START Dataset

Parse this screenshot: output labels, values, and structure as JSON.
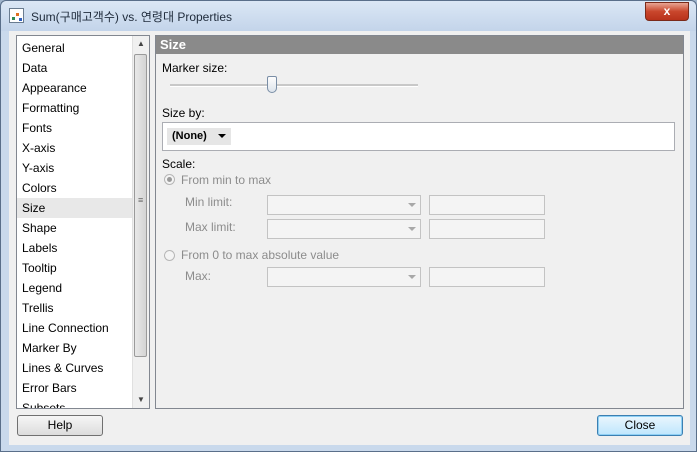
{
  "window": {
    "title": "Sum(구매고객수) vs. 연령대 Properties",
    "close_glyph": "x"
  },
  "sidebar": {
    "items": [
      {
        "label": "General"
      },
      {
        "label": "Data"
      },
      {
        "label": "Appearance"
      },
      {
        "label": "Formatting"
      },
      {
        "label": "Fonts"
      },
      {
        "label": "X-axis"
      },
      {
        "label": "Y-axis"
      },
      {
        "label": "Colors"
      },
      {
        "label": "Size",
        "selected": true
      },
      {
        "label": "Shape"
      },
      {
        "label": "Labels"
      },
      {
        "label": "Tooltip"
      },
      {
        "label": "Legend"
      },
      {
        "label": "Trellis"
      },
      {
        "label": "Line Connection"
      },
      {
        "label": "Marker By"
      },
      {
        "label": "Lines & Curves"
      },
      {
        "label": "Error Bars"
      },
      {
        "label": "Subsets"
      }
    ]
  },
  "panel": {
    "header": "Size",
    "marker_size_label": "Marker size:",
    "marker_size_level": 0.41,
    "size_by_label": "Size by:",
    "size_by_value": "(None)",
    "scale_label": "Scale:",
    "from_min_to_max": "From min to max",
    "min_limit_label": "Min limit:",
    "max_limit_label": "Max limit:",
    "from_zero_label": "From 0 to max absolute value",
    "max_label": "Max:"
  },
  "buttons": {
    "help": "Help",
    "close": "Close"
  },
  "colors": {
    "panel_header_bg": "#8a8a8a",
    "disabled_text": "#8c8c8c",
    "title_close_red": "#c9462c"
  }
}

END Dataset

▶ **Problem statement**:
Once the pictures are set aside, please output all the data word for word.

▶ **Completed task**:
Parse this screenshot: output labels, values, and structure as JSON.
{
  "window": {
    "title": "Sum(구매고객수) vs. 연령대 Properties",
    "close_glyph": "x"
  },
  "sidebar": {
    "items": [
      {
        "label": "General"
      },
      {
        "label": "Data"
      },
      {
        "label": "Appearance"
      },
      {
        "label": "Formatting"
      },
      {
        "label": "Fonts"
      },
      {
        "label": "X-axis"
      },
      {
        "label": "Y-axis"
      },
      {
        "label": "Colors"
      },
      {
        "label": "Size",
        "selected": true
      },
      {
        "label": "Shape"
      },
      {
        "label": "Labels"
      },
      {
        "label": "Tooltip"
      },
      {
        "label": "Legend"
      },
      {
        "label": "Trellis"
      },
      {
        "label": "Line Connection"
      },
      {
        "label": "Marker By"
      },
      {
        "label": "Lines & Curves"
      },
      {
        "label": "Error Bars"
      },
      {
        "label": "Subsets"
      }
    ]
  },
  "panel": {
    "header": "Size",
    "marker_size_label": "Marker size:",
    "marker_size_level": 0.41,
    "size_by_label": "Size by:",
    "size_by_value": "(None)",
    "scale_label": "Scale:",
    "from_min_to_max": "From min to max",
    "min_limit_label": "Min limit:",
    "max_limit_label": "Max limit:",
    "from_zero_label": "From 0 to max absolute value",
    "max_label": "Max:"
  },
  "buttons": {
    "help": "Help",
    "close": "Close"
  },
  "colors": {
    "panel_header_bg": "#8a8a8a",
    "disabled_text": "#8c8c8c",
    "title_close_red": "#c9462c"
  }
}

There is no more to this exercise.